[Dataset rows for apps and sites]
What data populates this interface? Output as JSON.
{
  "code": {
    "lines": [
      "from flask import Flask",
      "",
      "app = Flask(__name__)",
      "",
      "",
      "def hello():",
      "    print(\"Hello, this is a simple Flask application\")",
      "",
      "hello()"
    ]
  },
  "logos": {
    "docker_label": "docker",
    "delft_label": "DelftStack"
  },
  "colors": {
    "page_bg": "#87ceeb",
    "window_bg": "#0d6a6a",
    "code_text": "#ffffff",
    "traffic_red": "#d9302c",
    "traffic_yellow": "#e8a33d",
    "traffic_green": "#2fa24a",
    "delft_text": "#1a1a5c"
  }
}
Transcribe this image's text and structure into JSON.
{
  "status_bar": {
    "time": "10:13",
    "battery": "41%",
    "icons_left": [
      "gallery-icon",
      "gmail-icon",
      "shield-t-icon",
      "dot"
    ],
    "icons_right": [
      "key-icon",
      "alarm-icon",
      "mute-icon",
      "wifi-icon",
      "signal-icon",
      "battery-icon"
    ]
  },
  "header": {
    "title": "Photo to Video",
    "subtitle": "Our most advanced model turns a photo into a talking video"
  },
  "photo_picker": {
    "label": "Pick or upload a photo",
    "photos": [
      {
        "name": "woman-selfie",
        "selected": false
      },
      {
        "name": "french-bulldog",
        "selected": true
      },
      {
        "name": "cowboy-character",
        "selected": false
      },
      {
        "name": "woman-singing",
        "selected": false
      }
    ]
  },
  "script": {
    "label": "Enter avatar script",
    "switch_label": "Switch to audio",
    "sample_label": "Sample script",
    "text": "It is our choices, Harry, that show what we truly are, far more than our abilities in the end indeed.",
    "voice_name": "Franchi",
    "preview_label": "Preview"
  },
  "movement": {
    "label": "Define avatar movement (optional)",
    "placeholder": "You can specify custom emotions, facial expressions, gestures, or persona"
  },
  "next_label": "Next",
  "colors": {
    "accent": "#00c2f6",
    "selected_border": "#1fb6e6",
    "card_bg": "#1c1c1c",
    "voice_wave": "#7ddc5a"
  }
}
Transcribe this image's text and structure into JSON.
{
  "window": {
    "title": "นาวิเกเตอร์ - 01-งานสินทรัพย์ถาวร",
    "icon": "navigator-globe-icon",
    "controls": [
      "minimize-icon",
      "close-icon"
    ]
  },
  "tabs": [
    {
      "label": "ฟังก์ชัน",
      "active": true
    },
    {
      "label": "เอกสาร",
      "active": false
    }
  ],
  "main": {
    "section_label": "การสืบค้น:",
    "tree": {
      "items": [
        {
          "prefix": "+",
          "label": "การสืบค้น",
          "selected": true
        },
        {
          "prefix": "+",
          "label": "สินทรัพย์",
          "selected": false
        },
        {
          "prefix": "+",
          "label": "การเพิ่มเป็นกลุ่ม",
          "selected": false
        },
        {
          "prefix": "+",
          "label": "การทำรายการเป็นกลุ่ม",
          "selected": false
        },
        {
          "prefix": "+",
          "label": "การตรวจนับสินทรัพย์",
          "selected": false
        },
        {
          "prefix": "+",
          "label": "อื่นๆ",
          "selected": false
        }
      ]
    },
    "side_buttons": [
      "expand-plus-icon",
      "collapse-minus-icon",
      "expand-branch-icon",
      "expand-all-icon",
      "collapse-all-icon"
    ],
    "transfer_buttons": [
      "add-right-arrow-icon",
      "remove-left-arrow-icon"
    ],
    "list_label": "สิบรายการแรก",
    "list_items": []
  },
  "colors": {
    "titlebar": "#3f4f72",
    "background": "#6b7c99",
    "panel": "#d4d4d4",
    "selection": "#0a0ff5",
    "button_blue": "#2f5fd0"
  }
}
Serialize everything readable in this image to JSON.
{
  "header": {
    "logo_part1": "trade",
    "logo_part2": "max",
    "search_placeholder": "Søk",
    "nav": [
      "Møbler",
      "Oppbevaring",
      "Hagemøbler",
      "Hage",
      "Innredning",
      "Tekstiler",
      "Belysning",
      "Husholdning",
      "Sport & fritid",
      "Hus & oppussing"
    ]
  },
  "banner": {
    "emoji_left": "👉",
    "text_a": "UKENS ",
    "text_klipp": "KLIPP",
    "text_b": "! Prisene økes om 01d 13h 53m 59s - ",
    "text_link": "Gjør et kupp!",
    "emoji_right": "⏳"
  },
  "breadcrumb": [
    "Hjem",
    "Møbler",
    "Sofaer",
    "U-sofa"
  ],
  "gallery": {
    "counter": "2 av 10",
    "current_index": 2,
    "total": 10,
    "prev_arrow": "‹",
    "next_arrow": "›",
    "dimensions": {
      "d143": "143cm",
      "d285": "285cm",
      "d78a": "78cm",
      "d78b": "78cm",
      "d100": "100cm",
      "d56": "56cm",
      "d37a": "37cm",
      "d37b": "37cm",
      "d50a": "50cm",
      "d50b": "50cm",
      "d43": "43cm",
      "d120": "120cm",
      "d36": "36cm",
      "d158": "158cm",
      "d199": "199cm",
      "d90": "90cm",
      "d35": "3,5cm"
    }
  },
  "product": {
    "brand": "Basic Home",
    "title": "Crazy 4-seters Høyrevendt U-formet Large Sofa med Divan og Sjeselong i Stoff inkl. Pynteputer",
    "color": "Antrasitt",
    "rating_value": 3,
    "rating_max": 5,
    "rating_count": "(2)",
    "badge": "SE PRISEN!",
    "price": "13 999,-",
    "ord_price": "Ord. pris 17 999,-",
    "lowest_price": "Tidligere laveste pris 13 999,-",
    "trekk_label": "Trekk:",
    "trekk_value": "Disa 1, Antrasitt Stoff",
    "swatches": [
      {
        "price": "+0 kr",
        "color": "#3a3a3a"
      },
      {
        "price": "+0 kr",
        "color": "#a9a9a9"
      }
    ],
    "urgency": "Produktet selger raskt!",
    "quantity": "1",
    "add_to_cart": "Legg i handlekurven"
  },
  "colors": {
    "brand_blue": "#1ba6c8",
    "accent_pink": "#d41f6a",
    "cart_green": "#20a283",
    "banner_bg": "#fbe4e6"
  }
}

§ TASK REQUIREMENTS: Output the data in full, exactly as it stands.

§ ANSWER TO THE EXERCISE:
What data populates this interface? Output as JSON.
{
  "code": {
    "lines": [
      "from flask import Flask",
      "",
      "app = Flask(__name__)",
      "",
      "",
      "def hello():",
      "    print(\"Hello, this is a simple Flask application\")",
      "",
      "hello()"
    ]
  },
  "logos": {
    "docker_label": "docker",
    "delft_label": "DelftStack"
  },
  "colors": {
    "page_bg": "#87ceeb",
    "window_bg": "#0d6a6a",
    "code_text": "#ffffff",
    "traffic_red": "#d9302c",
    "traffic_yellow": "#e8a33d",
    "traffic_green": "#2fa24a",
    "delft_text": "#1a1a5c"
  }
}
Transcribe this image's text and structure into JSON.
{
  "status_bar": {
    "time": "10:13",
    "battery": "41%",
    "icons_left": [
      "gallery-icon",
      "gmail-icon",
      "shield-t-icon",
      "dot"
    ],
    "icons_right": [
      "key-icon",
      "alarm-icon",
      "mute-icon",
      "wifi-icon",
      "signal-icon",
      "battery-icon"
    ]
  },
  "header": {
    "title": "Photo to Video",
    "subtitle": "Our most advanced model turns a photo into a talking video"
  },
  "photo_picker": {
    "label": "Pick or upload a photo",
    "photos": [
      {
        "name": "woman-selfie",
        "selected": false
      },
      {
        "name": "french-bulldog",
        "selected": true
      },
      {
        "name": "cowboy-character",
        "selected": false
      },
      {
        "name": "woman-singing",
        "selected": false
      }
    ]
  },
  "script": {
    "label": "Enter avatar script",
    "switch_label": "Switch to audio",
    "sample_label": "Sample script",
    "text": "It is our choices, Harry, that show what we truly are, far more than our abilities in the end indeed.",
    "voice_name": "Franchi",
    "preview_label": "Preview"
  },
  "movement": {
    "label": "Define avatar movement (optional)",
    "placeholder": "You can specify custom emotions, facial expressions, gestures, or persona"
  },
  "next_label": "Next",
  "colors": {
    "accent": "#00c2f6",
    "selected_border": "#1fb6e6",
    "card_bg": "#1c1c1c",
    "voice_wave": "#7ddc5a"
  }
}
Transcribe this image's text and structure into JSON.
{
  "window": {
    "title": "นาวิเกเตอร์ - 01-งานสินทรัพย์ถาวร",
    "icon": "navigator-globe-icon",
    "controls": [
      "minimize-icon",
      "close-icon"
    ]
  },
  "tabs": [
    {
      "label": "ฟังก์ชัน",
      "active": true
    },
    {
      "label": "เอกสาร",
      "active": false
    }
  ],
  "main": {
    "section_label": "การสืบค้น:",
    "tree": {
      "items": [
        {
          "prefix": "+",
          "label": "การสืบค้น",
          "selected": true
        },
        {
          "prefix": "+",
          "label": "สินทรัพย์",
          "selected": false
        },
        {
          "prefix": "+",
          "label": "การเพิ่มเป็นกลุ่ม",
          "selected": false
        },
        {
          "prefix": "+",
          "label": "การทำรายการเป็นกลุ่ม",
          "selected": false
        },
        {
          "prefix": "+",
          "label": "การตรวจนับสินทรัพย์",
          "selected": false
        },
        {
          "prefix": "+",
          "label": "อื่นๆ",
          "selected": false
        }
      ]
    },
    "side_buttons": [
      "expand-plus-icon",
      "collapse-minus-icon",
      "expand-branch-icon",
      "expand-all-icon",
      "collapse-all-icon"
    ],
    "transfer_buttons": [
      "add-right-arrow-icon",
      "remove-left-arrow-icon"
    ],
    "list_label": "สิบรายการแรก",
    "list_items": []
  },
  "colors": {
    "titlebar": "#3f4f72",
    "background": "#6b7c99",
    "panel": "#d4d4d4",
    "selection": "#0a0ff5",
    "button_blue": "#2f5fd0"
  }
}
Serialize everything readable in this image to JSON.
{
  "header": {
    "logo_part1": "trade",
    "logo_part2": "max",
    "search_placeholder": "Søk",
    "nav": [
      "Møbler",
      "Oppbevaring",
      "Hagemøbler",
      "Hage",
      "Innredning",
      "Tekstiler",
      "Belysning",
      "Husholdning",
      "Sport & fritid",
      "Hus & oppussing"
    ]
  },
  "banner": {
    "emoji_left": "👉",
    "text_a": "UKENS ",
    "text_klipp": "KLIPP",
    "text_b": "! Prisene økes om 01d 13h 53m 59s - ",
    "text_link": "Gjør et kupp!",
    "emoji_right": "⏳"
  },
  "breadcrumb": [
    "Hjem",
    "Møbler",
    "Sofaer",
    "U-sofa"
  ],
  "gallery": {
    "counter": "2 av 10",
    "current_index": 2,
    "total": 10,
    "prev_arrow": "‹",
    "next_arrow": "›",
    "dimensions": {
      "d143": "143cm",
      "d285": "285cm",
      "d78a": "78cm",
      "d78b": "78cm",
      "d100": "100cm",
      "d56": "56cm",
      "d37a": "37cm",
      "d37b": "37cm",
      "d50a": "50cm",
      "d50b": "50cm",
      "d43": "43cm",
      "d120": "120cm",
      "d36": "36cm",
      "d158": "158cm",
      "d199": "199cm",
      "d90": "90cm",
      "d35": "3,5cm"
    }
  },
  "product": {
    "brand": "Basic Home",
    "title": "Crazy 4-seters Høyrevendt U-formet Large Sofa med Divan og Sjeselong i Stoff inkl. Pynteputer",
    "color": "Antrasitt",
    "rating_value": 3,
    "rating_max": 5,
    "rating_count": "(2)",
    "badge": "SE PRISEN!",
    "price": "13 999,-",
    "ord_price": "Ord. pris 17 999,-",
    "lowest_price": "Tidligere laveste pris 13 999,-",
    "trekk_label": "Trekk:",
    "trekk_value": "Disa 1, Antrasitt Stoff",
    "swatches": [
      {
        "price": "+0 kr",
        "color": "#3a3a3a"
      },
      {
        "price": "+0 kr",
        "color": "#a9a9a9"
      }
    ],
    "urgency": "Produktet selger raskt!",
    "quantity": "1",
    "add_to_cart": "Legg i handlekurven"
  },
  "colors": {
    "brand_blue": "#1ba6c8",
    "accent_pink": "#d41f6a",
    "cart_green": "#20a283",
    "banner_bg": "#fbe4e6"
  }
}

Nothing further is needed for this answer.